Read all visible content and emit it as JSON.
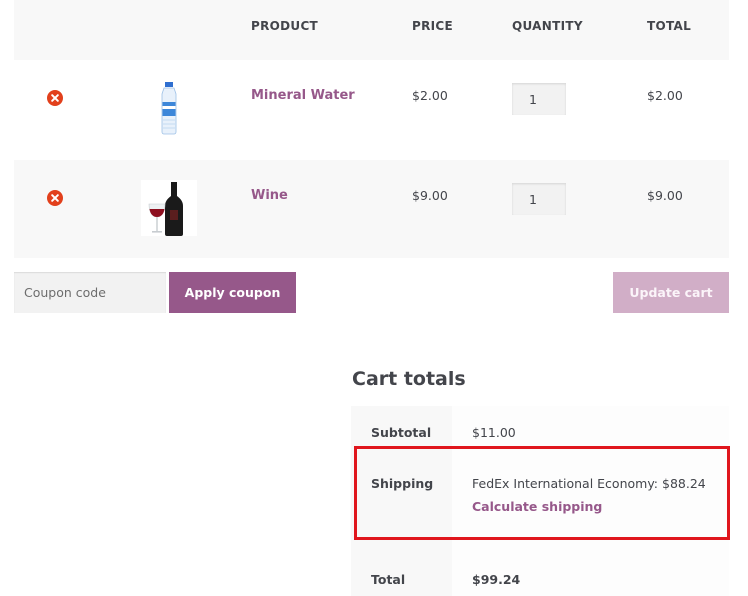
{
  "table": {
    "headers": {
      "product": "PRODUCT",
      "price": "PRICE",
      "quantity": "QUANTITY",
      "total": "TOTAL"
    },
    "rows": [
      {
        "name": "Mineral Water",
        "price": "$2.00",
        "quantity": "1",
        "total": "$2.00",
        "thumb_icon": "water-bottle-icon"
      },
      {
        "name": "Wine",
        "price": "$9.00",
        "quantity": "1",
        "total": "$9.00",
        "thumb_icon": "wine-bottle-icon"
      }
    ]
  },
  "coupon": {
    "placeholder": "Coupon code",
    "apply_label": "Apply coupon"
  },
  "update_label": "Update cart",
  "totals": {
    "title": "Cart totals",
    "subtotal_label": "Subtotal",
    "subtotal_value": "$11.00",
    "shipping_label": "Shipping",
    "shipping_value": "FedEx International Economy: $88.24",
    "calc_shipping": "Calculate shipping",
    "total_label": "Total",
    "total_value": "$99.24"
  },
  "colors": {
    "accent": "#96588a",
    "remove": "#e2401c",
    "highlight": "#e0161d",
    "update_disabled": "#d1aec7"
  }
}
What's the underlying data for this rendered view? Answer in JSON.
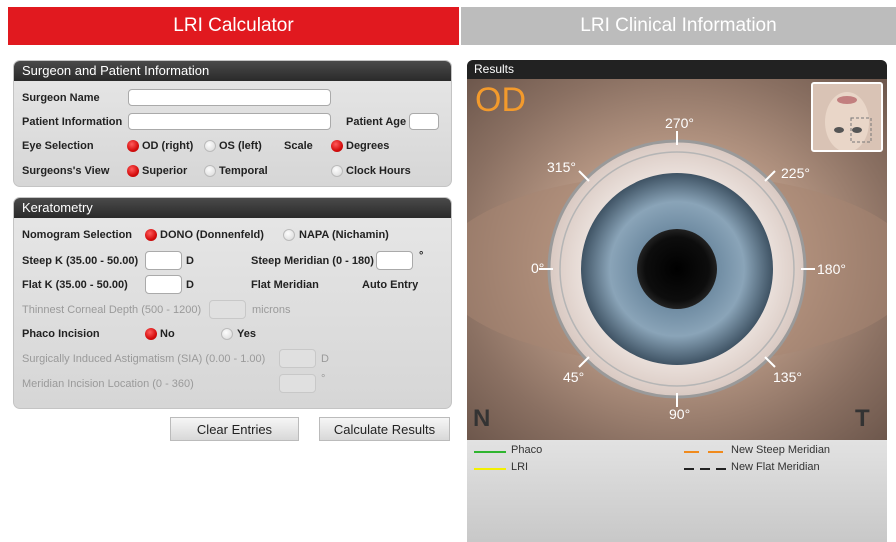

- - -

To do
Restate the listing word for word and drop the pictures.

Result of the task
Read all visible content and emit it as JSON.
{
  "table": {
    "headers": {
      "product": "PRODUCT",
      "price": "PRICE",
      "quantity": "QUANTITY",
      "total": "TOTAL"
    },
    "rows": [
      {
        "name": "Mineral Water",
        "price": "$2.00",
        "quantity": "1",
        "total": "$2.00",
        "thumb_icon": "water-bottle-icon"
      },
      {
        "name": "Wine",
        "price": "$9.00",
        "quantity": "1",
        "total": "$9.00",
        "thumb_icon": "wine-bottle-icon"
      }
    ]
  },
  "coupon": {
    "placeholder": "Coupon code",
    "apply_label": "Apply coupon"
  },
  "update_label": "Update cart",
  "totals": {
    "title": "Cart totals",
    "subtotal_label": "Subtotal",
    "subtotal_value": "$11.00",
    "shipping_label": "Shipping",
    "shipping_value": "FedEx International Economy: $88.24",
    "calc_shipping": "Calculate shipping",
    "total_label": "Total",
    "total_value": "$99.24"
  },
  "colors": {
    "accent": "#96588a",
    "remove": "#e2401c",
    "highlight": "#e0161d",
    "update_disabled": "#d1aec7"
  }
}
What's the underlying data for this rendered view? Answer in JSON.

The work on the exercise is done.